“Much will be required of the person entrusted with much” (Luke 12:48).
Today’s Gospel about Jesus’ instruction to Peter and the other disciples about being good servants seems a perfect text for the first commemoration of St. John Paul II, who was canonized last June together with St. John XXIII.
JPII held the chair of Peter for the second longest papacy in history (1978-2005), a tumultuous period that saw the struggle for reform initiated by the Second Vatican Council, the fall of the Soviet Union and end of the second millennium. The pope used his authority to enforce orthodoxy and tighten control inside the church and his enormous popularity to take its bully pulpit and mission into the global community with trips to 129 countries. He survived a 1981 assassination attempt and in 2001 was diagnosed with Parkinson’s, a debilitating illness that marked his final years.

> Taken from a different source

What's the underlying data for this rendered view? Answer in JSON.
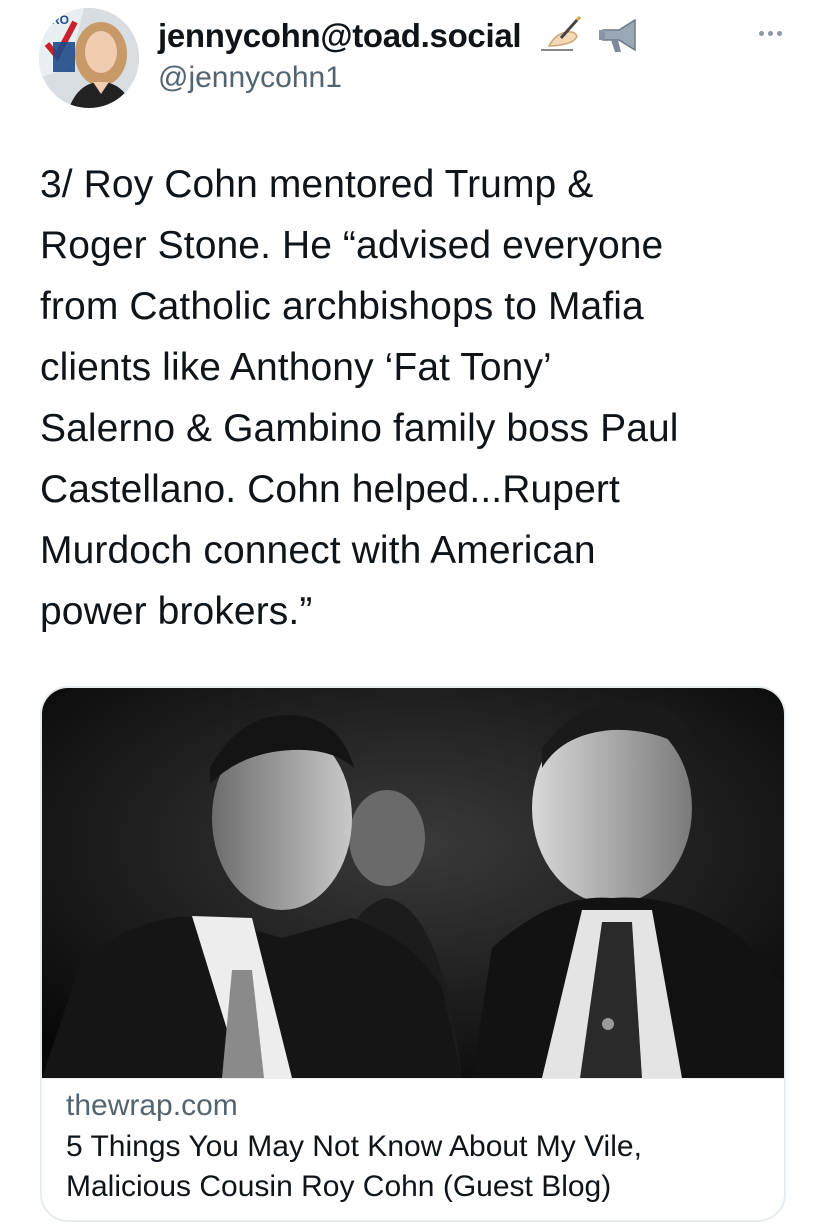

As chief shepherd of the Catholic church for 32 years, the pope bore the heavy burden of leading a divided church in a world facing continuous war and crisis. Even his canonization was caught up in the controversy of clergy sex abuse and charges that Rome had done too little too late to address the problem.

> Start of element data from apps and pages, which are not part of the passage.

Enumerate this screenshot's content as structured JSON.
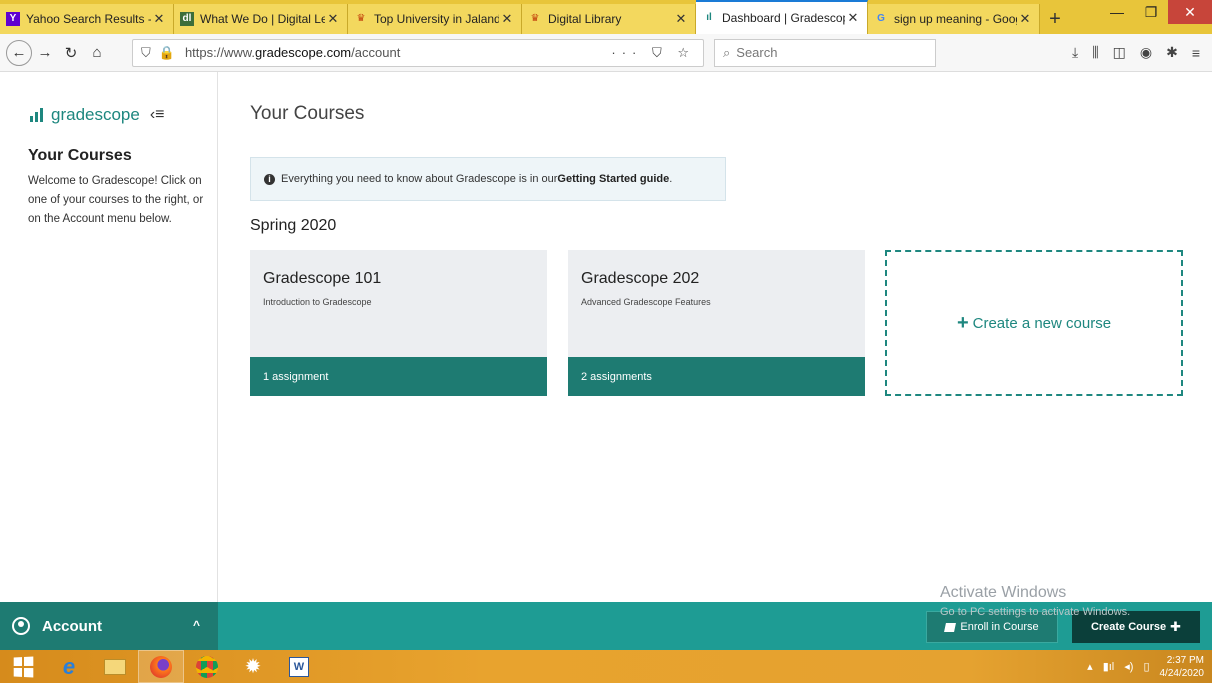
{
  "browser": {
    "tabs": [
      {
        "title": "Yahoo Search Results - W",
        "icon": "yahoo-icon",
        "active": false
      },
      {
        "title": "What We Do | Digital Lea",
        "icon": "digital-learning-icon",
        "active": false
      },
      {
        "title": "Top University in Jalandh",
        "icon": "university-icon",
        "active": false
      },
      {
        "title": "Digital Library",
        "icon": "library-icon",
        "active": false
      },
      {
        "title": "Dashboard | Gradescope",
        "icon": "gradescope-icon",
        "active": true
      },
      {
        "title": "sign up meaning - Googl",
        "icon": "google-icon",
        "active": false
      }
    ],
    "new_tab": "+",
    "url_prefix": "https://www.",
    "url_domain": "gradescope.com",
    "url_path": "/account",
    "url_actions": "··· ⛉ ☆",
    "search_placeholder": "Search"
  },
  "sidebar": {
    "brand": "gradescope",
    "title": "Your Courses",
    "text": "Welcome to Gradescope! Click on one of your courses to the right, or on the Account menu below."
  },
  "main": {
    "title": "Your Courses",
    "notice_prefix": "Everything you need to know about Gradescope is in our ",
    "notice_link": "Getting Started guide",
    "notice_suffix": ".",
    "term": "Spring 2020",
    "courses": [
      {
        "name": "Gradescope 101",
        "description": "Introduction to Gradescope",
        "assignments": "1 assignment"
      },
      {
        "name": "Gradescope 202",
        "description": "Advanced Gradescope Features",
        "assignments": "2 assignments"
      }
    ],
    "create_new": "Create a new course"
  },
  "bottom": {
    "account": "Account",
    "enroll": "Enroll in Course",
    "create": "Create Course"
  },
  "watermark": {
    "line1": "Activate Windows",
    "line2": "Go to PC settings to activate Windows."
  },
  "taskbar": {
    "time": "2:37 PM",
    "date": "4/24/2020"
  },
  "colors": {
    "accent": "#1e877f",
    "card_footer": "#1e7b72",
    "bottom_bar": "#1e9c94",
    "create_button": "#0b3f3a",
    "taskbar": "#e8a32e"
  }
}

The scriptures for today’s Mass remind us that all power in the church is for the sake of service. Pope Francis reminded his brother bishops of this at the close of the Synod the Family, that whatever status they have is for the sake of serving God’s people. This is the same measure by which all Christians will be judged before God, but bishops and popes bear an especially weighty responsibility for caring for the flock entrusted to them.